#79 strataman there is no 2-10-10 warranty anymore.

Only 2-5-10 I know as much as you do about this topic.

Vansanity
Guest
Vansanity

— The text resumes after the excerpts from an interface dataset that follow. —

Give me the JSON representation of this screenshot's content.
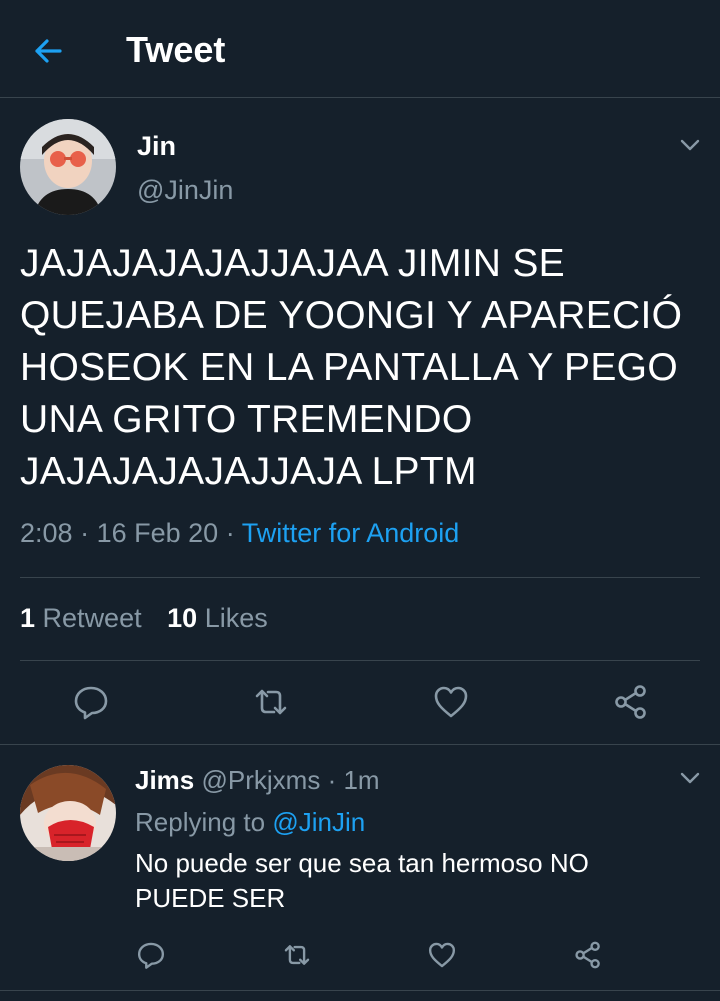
{
  "header": {
    "title": "Tweet",
    "back_icon": "back-arrow-icon"
  },
  "colors": {
    "background": "#15202b",
    "accent": "#1da1f2",
    "muted": "#8899a6",
    "divider": "#38444d"
  },
  "tweet": {
    "author_name": "Jin",
    "author_handle": "@JinJin",
    "text": "JAJAJAJAJAJJAJAA JIMIN SE QUEJABA DE YOONGI Y APARECIÓ HOSEOK EN LA PANTALLA Y PEGO UNA GRITO TREMENDO JAJAJAJAJAJJAJA LPTM",
    "time": "2:08",
    "date": "16 Feb 20",
    "separator": "·",
    "source": "Twitter for Android",
    "retweet_count": "1",
    "retweet_label": "Retweet",
    "like_count": "10",
    "like_label": "Likes"
  },
  "reply": {
    "author_name": "Jims",
    "author_handle": "@Prkjxms",
    "separator": "·",
    "time": "1m",
    "replying_prefix": "Replying to",
    "replying_to": "@JinJin",
    "text": "No puede ser que sea tan hermoso NO PUEDE SER"
  }
}
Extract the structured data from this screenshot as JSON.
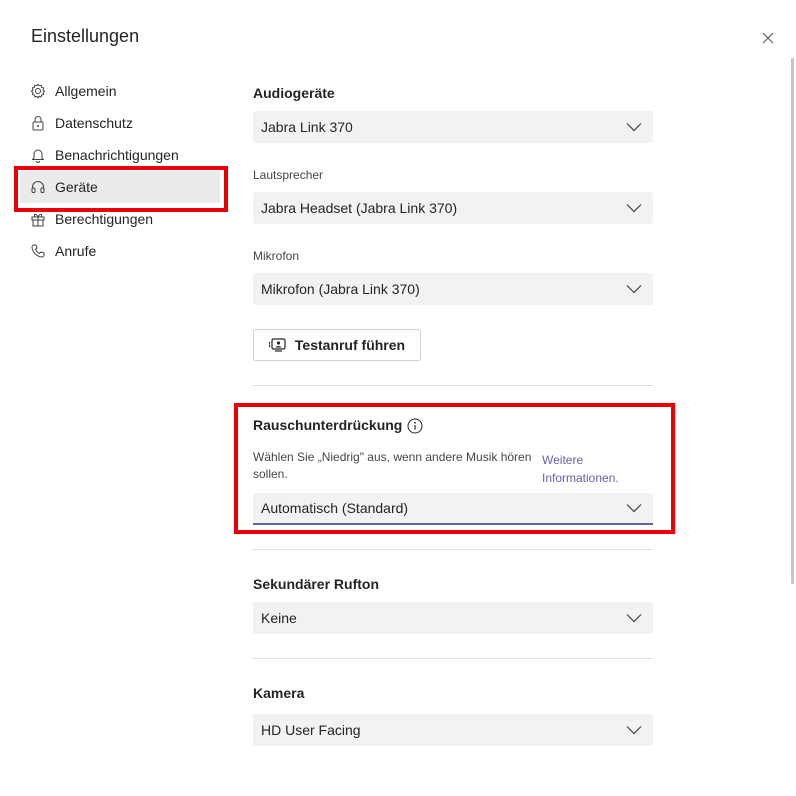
{
  "window": {
    "title": "Einstellungen"
  },
  "sidebar": {
    "items": [
      {
        "label": "Allgemein",
        "icon": "gear-icon"
      },
      {
        "label": "Datenschutz",
        "icon": "lock-icon"
      },
      {
        "label": "Benachrichtigungen",
        "icon": "bell-icon"
      },
      {
        "label": "Geräte",
        "icon": "headset-icon",
        "active": true
      },
      {
        "label": "Berechtigungen",
        "icon": "gift-box-icon"
      },
      {
        "label": "Anrufe",
        "icon": "phone-icon"
      }
    ]
  },
  "audio": {
    "title": "Audiogeräte",
    "device_value": "Jabra Link 370",
    "speaker_label": "Lautsprecher",
    "speaker_value": "Jabra Headset (Jabra Link 370)",
    "mic_label": "Mikrofon",
    "mic_value": "Mikrofon (Jabra Link 370)",
    "test_call_label": "Testanruf führen"
  },
  "noise": {
    "title": "Rauschunterdrückung",
    "description": "Wählen Sie „Niedrig\" aus, wenn andere Musik hören sollen.",
    "link": "Weitere Informationen.",
    "value": "Automatisch (Standard)"
  },
  "ringer": {
    "title": "Sekundärer Rufton",
    "value": "Keine"
  },
  "camera": {
    "title": "Kamera",
    "value": "HD User Facing"
  },
  "colors": {
    "highlight": "#e8000b",
    "accent": "#6264a7",
    "dropdown_bg": "#f3f2f1"
  }
}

Strataman: I have seen examples where the developer does a patch only for it to fail later. If an owner is not satisfied, they should notify their warranty. There is an extended 1 year Labour & Materials coverage extended on any repair by developer or warranty, fyi for owners. The warranty periods are as follows: 2 Year – Labour & Materials – including HVAC, plumbing, electrical etc. (within this period a 12 and 15 month warranty are also defined). 5 Year – Water penetration (building envelope), some warranties extend this to 10 years. 10 Year – Structural, only on new buildings not renos. On new developments the owners report all deficiencies to the developer and literally sign off on the repairs once satisfied with the repair. To me, this is a fair arrangement. When the developer fails, that's when the… Read more »